[Data records for software interfaces]
◇ ◇ ◇ ◇
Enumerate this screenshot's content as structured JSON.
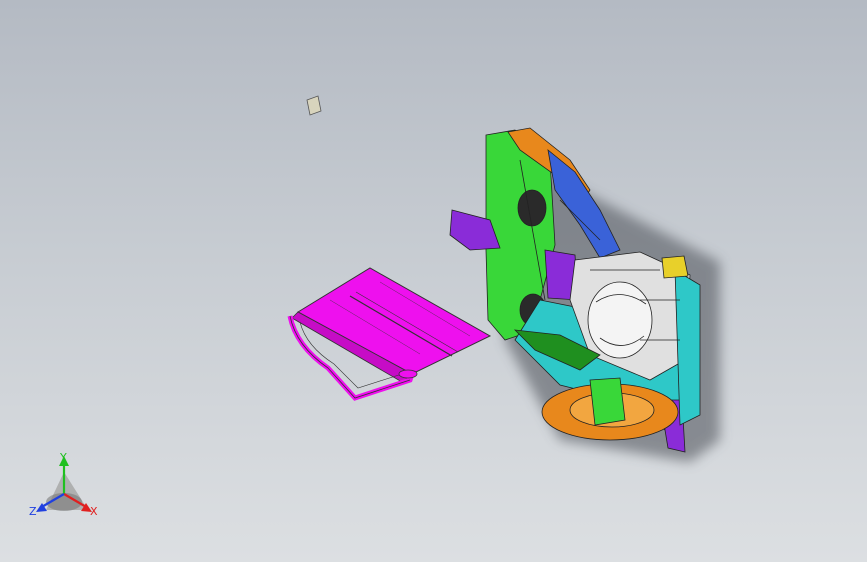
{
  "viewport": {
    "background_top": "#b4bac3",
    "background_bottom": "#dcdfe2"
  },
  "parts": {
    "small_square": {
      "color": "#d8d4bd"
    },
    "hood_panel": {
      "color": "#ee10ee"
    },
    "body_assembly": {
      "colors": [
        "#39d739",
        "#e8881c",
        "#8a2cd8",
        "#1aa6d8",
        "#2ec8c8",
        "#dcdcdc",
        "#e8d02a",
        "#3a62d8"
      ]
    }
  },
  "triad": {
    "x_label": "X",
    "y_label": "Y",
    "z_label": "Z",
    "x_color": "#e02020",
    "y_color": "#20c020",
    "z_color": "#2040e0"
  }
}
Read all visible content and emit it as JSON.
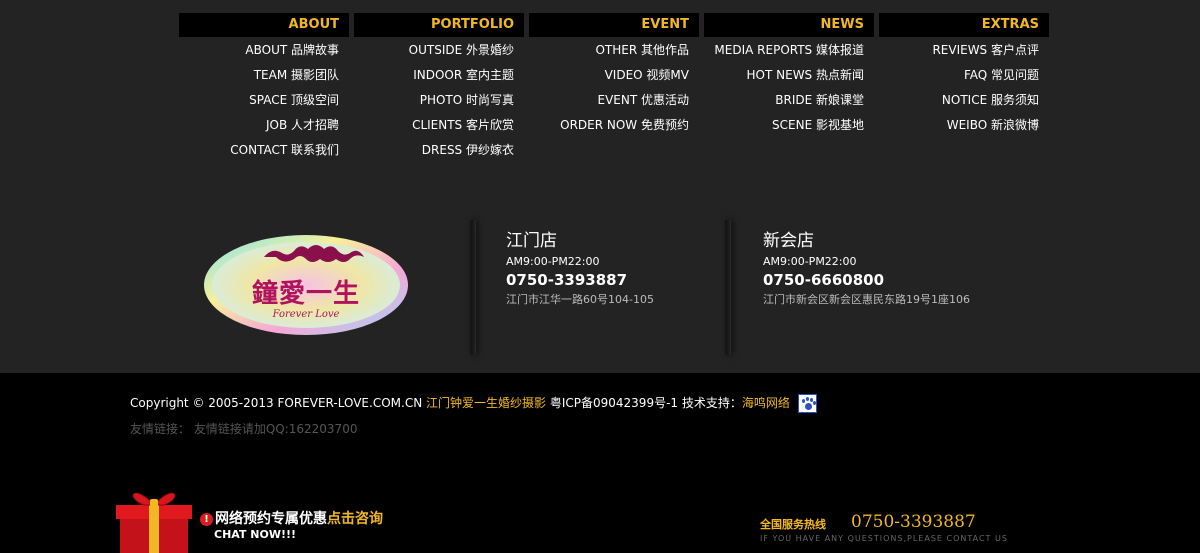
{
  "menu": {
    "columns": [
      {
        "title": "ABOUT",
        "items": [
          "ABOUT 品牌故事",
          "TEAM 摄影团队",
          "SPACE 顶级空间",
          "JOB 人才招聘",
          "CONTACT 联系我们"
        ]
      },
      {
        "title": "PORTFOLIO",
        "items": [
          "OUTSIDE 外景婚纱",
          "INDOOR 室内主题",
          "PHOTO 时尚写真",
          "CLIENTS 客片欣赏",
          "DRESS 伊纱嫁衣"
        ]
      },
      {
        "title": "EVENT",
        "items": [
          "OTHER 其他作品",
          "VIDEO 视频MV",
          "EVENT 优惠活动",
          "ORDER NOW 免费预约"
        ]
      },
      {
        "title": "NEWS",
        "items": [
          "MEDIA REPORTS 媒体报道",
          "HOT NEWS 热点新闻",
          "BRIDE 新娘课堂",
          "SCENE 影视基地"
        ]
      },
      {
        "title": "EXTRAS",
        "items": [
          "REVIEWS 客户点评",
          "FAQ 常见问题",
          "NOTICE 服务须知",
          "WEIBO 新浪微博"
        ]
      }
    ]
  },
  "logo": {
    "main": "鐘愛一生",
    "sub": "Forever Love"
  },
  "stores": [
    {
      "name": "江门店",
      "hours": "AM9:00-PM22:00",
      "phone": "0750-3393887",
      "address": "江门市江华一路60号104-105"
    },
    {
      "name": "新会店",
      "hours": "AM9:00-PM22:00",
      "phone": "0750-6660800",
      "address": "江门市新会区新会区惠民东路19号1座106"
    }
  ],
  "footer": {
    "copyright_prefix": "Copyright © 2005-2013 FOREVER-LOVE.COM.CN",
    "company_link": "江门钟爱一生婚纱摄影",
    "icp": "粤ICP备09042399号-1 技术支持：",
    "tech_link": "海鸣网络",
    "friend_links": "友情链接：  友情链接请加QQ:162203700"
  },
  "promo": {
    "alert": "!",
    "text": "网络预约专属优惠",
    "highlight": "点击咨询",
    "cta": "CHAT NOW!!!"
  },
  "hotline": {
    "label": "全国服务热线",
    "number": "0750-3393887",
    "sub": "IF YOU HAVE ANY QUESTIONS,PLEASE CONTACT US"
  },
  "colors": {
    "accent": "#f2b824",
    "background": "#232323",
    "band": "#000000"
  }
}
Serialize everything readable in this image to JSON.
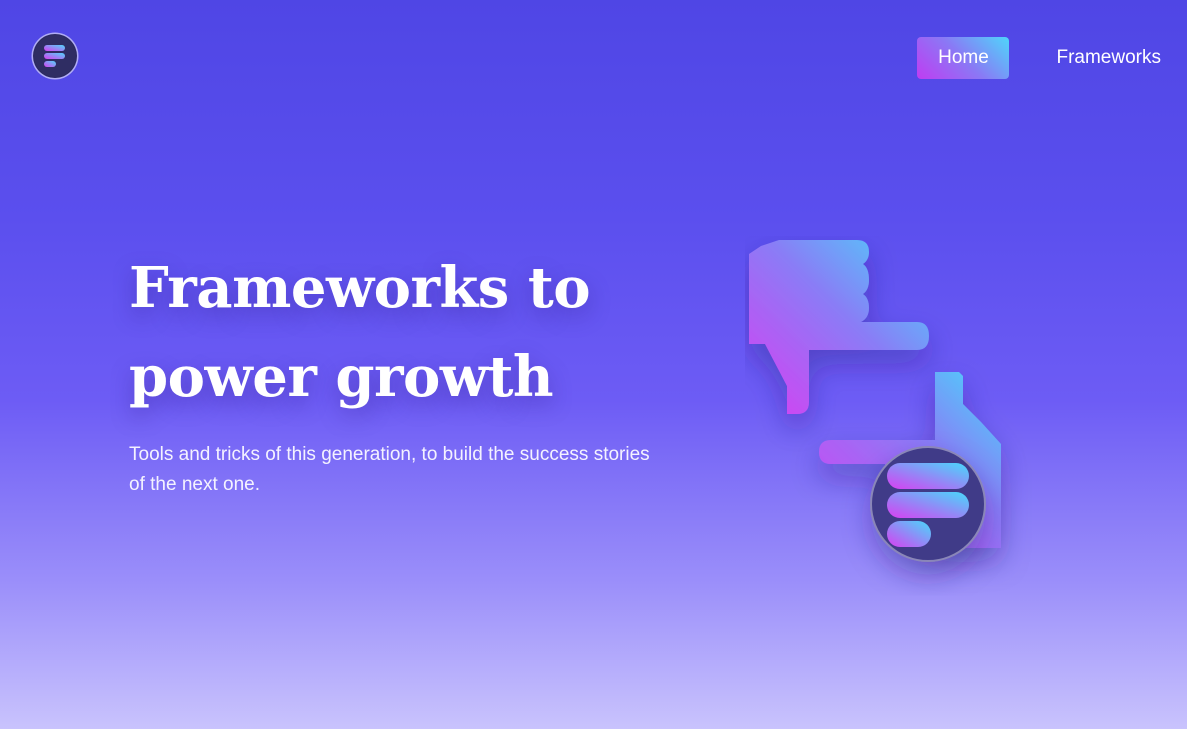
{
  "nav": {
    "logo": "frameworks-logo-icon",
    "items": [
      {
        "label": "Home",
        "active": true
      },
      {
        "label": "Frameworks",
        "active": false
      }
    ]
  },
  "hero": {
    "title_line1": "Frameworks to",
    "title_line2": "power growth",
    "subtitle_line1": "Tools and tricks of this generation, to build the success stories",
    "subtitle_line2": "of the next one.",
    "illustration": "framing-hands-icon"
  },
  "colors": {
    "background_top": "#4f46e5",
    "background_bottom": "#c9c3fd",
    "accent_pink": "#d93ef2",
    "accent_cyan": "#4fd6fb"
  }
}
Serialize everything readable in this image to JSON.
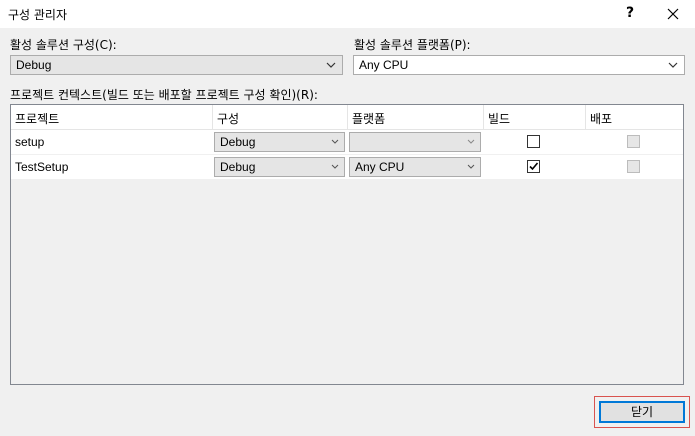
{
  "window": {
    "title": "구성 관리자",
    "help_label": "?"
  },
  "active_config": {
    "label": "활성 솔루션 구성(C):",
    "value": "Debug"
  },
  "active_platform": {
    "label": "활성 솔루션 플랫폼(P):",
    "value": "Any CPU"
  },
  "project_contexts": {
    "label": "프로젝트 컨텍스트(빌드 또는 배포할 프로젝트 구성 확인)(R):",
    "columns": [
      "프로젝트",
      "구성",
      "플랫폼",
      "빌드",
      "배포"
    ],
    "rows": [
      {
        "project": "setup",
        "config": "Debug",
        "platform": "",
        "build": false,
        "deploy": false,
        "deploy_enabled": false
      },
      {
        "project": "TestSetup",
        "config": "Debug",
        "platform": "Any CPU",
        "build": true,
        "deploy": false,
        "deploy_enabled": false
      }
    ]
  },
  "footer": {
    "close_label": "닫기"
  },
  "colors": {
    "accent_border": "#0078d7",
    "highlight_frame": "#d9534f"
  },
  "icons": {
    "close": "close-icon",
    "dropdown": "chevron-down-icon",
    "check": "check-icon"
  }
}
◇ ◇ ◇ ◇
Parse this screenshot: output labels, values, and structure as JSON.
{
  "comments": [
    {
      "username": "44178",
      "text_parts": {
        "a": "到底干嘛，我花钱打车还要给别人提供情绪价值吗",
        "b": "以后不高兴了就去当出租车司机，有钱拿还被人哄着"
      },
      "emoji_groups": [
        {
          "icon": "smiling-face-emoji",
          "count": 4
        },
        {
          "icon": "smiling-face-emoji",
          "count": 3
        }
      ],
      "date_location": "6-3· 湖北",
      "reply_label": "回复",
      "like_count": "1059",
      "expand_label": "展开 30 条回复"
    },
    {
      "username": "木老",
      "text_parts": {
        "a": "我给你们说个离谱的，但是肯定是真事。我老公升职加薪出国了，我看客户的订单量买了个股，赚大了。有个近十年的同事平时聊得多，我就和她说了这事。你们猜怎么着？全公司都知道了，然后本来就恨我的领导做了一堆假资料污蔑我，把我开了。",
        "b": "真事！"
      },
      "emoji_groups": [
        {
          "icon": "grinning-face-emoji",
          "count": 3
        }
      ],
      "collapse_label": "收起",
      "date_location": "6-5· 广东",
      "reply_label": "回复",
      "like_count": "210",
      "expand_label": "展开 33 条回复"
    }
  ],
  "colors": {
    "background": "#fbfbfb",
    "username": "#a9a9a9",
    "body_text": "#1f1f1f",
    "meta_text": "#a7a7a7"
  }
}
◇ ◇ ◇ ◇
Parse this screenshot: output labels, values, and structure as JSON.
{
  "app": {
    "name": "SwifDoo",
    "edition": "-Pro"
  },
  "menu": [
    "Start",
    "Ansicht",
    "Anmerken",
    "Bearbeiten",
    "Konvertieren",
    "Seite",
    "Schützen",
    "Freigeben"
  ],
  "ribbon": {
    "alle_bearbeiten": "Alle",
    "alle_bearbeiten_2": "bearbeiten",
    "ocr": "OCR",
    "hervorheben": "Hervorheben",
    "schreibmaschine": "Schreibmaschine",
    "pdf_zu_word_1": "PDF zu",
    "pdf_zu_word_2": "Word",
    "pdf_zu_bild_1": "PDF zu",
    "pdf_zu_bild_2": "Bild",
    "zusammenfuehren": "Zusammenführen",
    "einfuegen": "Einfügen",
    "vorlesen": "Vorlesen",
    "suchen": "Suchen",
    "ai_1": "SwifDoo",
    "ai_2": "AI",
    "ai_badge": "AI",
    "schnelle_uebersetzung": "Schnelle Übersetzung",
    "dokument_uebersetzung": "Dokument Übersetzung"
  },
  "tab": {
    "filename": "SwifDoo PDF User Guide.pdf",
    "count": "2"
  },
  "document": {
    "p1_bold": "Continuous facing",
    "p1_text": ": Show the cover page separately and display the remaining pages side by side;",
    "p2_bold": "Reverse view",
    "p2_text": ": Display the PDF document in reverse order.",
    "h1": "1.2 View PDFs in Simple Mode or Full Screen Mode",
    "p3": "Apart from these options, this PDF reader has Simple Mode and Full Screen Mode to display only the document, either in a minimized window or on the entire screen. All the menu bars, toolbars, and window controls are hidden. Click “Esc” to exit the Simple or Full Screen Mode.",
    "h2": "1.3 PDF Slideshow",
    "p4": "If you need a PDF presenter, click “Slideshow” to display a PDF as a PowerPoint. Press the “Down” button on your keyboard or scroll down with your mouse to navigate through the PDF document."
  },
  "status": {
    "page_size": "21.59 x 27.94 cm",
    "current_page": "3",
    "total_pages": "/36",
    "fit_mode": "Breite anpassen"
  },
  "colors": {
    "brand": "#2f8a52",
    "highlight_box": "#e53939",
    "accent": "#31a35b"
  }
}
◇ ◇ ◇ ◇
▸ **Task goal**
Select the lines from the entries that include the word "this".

▸ **Exercise result**
Enumerate this screenshot's content as structured JSON.
Serialize everything readable in this image to JSON.
    "subtitle_line1": "Tools and tricks of this generation, to build the success stories",
Serialize everything readable in this image to JSON.
Parse this screenshot: output labels, values, and structure as JSON.
Parse this screenshot: output labels, values, and structure as JSON.
    "p3": "Apart from these options, this PDF reader has Simple Mode and Full Screen Mode to display only the document, either in a minimized window or on the entire screen. All the menu bars, toolbars, and window controls are hidden. Click “Esc” to exit the Simple or Full Screen Mode.",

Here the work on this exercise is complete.